Assignment -> Check each line of the entries below for the word "grid", then report how many have it, with no other words.

Dataset rows for apps and sites ->
=== Begin Enclosure ===

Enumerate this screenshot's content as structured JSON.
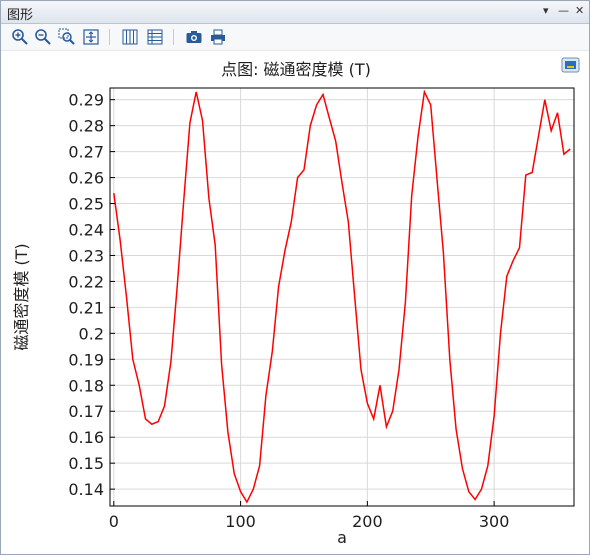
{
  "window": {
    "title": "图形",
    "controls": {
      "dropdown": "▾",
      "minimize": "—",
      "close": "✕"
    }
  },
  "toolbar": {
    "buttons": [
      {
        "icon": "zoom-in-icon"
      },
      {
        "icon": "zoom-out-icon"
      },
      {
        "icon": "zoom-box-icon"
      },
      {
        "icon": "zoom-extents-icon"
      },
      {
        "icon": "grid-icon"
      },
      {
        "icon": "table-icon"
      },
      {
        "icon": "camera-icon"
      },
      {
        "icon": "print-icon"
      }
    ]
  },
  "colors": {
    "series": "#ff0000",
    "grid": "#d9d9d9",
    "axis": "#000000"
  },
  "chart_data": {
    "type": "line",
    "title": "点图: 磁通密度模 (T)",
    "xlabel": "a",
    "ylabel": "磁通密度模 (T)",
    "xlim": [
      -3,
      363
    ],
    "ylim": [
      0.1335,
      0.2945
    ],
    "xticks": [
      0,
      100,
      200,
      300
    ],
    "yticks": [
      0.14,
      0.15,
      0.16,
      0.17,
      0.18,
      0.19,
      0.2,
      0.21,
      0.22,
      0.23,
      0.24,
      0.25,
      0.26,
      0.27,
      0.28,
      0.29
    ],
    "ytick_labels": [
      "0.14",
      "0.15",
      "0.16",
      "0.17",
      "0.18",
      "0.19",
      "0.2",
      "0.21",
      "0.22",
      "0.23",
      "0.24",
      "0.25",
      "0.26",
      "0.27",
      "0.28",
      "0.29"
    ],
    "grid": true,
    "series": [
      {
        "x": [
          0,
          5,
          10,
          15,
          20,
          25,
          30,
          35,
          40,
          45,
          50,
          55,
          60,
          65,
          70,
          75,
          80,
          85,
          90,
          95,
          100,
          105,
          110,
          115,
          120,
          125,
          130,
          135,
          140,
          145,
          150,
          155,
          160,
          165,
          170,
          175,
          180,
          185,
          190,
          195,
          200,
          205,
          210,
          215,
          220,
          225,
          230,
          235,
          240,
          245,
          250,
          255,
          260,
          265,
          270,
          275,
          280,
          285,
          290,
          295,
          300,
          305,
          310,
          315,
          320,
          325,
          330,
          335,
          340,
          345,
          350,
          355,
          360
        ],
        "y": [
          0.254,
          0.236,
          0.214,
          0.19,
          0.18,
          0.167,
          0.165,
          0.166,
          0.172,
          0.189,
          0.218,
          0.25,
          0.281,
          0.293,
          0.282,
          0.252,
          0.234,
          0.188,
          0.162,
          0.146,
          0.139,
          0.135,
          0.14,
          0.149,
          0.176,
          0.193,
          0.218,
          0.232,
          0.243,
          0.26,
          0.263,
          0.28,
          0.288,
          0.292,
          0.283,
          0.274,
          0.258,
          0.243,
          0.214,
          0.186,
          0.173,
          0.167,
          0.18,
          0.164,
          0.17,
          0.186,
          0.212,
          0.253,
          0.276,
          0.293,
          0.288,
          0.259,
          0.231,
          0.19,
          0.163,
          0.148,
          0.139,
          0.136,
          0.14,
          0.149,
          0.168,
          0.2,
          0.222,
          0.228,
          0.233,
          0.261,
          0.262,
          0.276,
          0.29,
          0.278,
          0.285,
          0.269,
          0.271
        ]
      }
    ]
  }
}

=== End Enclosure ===

Written answer -> 3